• _TASK DATA_:

..........

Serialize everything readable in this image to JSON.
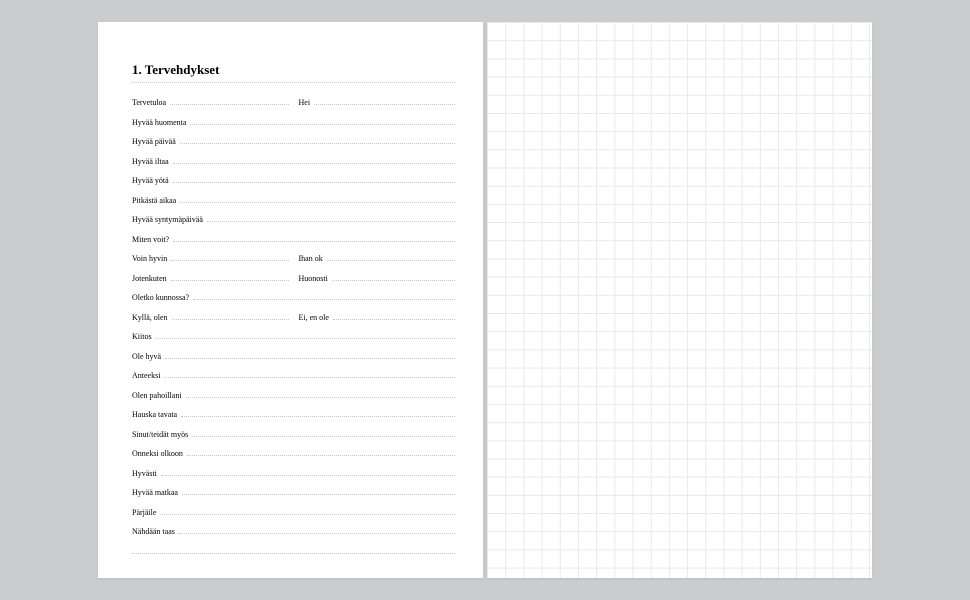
{
  "title": "1. Tervehdykset",
  "rows": [
    {
      "cells": [
        "Tervetuloa",
        "Hei"
      ]
    },
    {
      "cells": [
        "Hyvää huomenta"
      ]
    },
    {
      "cells": [
        "Hyvää päivää"
      ]
    },
    {
      "cells": [
        "Hyvää iltaa"
      ]
    },
    {
      "cells": [
        "Hyvää yötä"
      ]
    },
    {
      "cells": [
        "Pitkästä aikaa"
      ]
    },
    {
      "cells": [
        "Hyvää syntymäpäivää"
      ]
    },
    {
      "cells": [
        "Miten voit?"
      ]
    },
    {
      "cells": [
        "Voin hyvin",
        "Ihan ok"
      ]
    },
    {
      "cells": [
        "Jotenkuten",
        "Huonosti"
      ]
    },
    {
      "cells": [
        "Oletko kunnossa?"
      ]
    },
    {
      "cells": [
        "Kyllä, olen",
        "Ei, en ole"
      ]
    },
    {
      "cells": [
        "Kiitos"
      ]
    },
    {
      "cells": [
        "Ole hyvä"
      ]
    },
    {
      "cells": [
        "Anteeksi"
      ]
    },
    {
      "cells": [
        "Olen pahoillani"
      ]
    },
    {
      "cells": [
        "Hauska tavata"
      ]
    },
    {
      "cells": [
        "Sinut/teidät myös"
      ]
    },
    {
      "cells": [
        "Onneksi olkoon"
      ]
    },
    {
      "cells": [
        "Hyvästi"
      ]
    },
    {
      "cells": [
        "Hyvää matkaa"
      ]
    },
    {
      "cells": [
        "Pärjäile"
      ]
    },
    {
      "cells": [
        "Nähdään taas"
      ]
    },
    {
      "cells": [
        ""
      ]
    }
  ]
}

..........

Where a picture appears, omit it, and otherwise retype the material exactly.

• _WRITTEN SOLUTION_:
Serialize everything readable in this image to JSON.
{
  "title": "1. Tervehdykset",
  "rows": [
    {
      "cells": [
        "Tervetuloa",
        "Hei"
      ]
    },
    {
      "cells": [
        "Hyvää huomenta"
      ]
    },
    {
      "cells": [
        "Hyvää päivää"
      ]
    },
    {
      "cells": [
        "Hyvää iltaa"
      ]
    },
    {
      "cells": [
        "Hyvää yötä"
      ]
    },
    {
      "cells": [
        "Pitkästä aikaa"
      ]
    },
    {
      "cells": [
        "Hyvää syntymäpäivää"
      ]
    },
    {
      "cells": [
        "Miten voit?"
      ]
    },
    {
      "cells": [
        "Voin hyvin",
        "Ihan ok"
      ]
    },
    {
      "cells": [
        "Jotenkuten",
        "Huonosti"
      ]
    },
    {
      "cells": [
        "Oletko kunnossa?"
      ]
    },
    {
      "cells": [
        "Kyllä, olen",
        "Ei, en ole"
      ]
    },
    {
      "cells": [
        "Kiitos"
      ]
    },
    {
      "cells": [
        "Ole hyvä"
      ]
    },
    {
      "cells": [
        "Anteeksi"
      ]
    },
    {
      "cells": [
        "Olen pahoillani"
      ]
    },
    {
      "cells": [
        "Hauska tavata"
      ]
    },
    {
      "cells": [
        "Sinut/teidät myös"
      ]
    },
    {
      "cells": [
        "Onneksi olkoon"
      ]
    },
    {
      "cells": [
        "Hyvästi"
      ]
    },
    {
      "cells": [
        "Hyvää matkaa"
      ]
    },
    {
      "cells": [
        "Pärjäile"
      ]
    },
    {
      "cells": [
        "Nähdään taas"
      ]
    },
    {
      "cells": [
        ""
      ]
    }
  ]
}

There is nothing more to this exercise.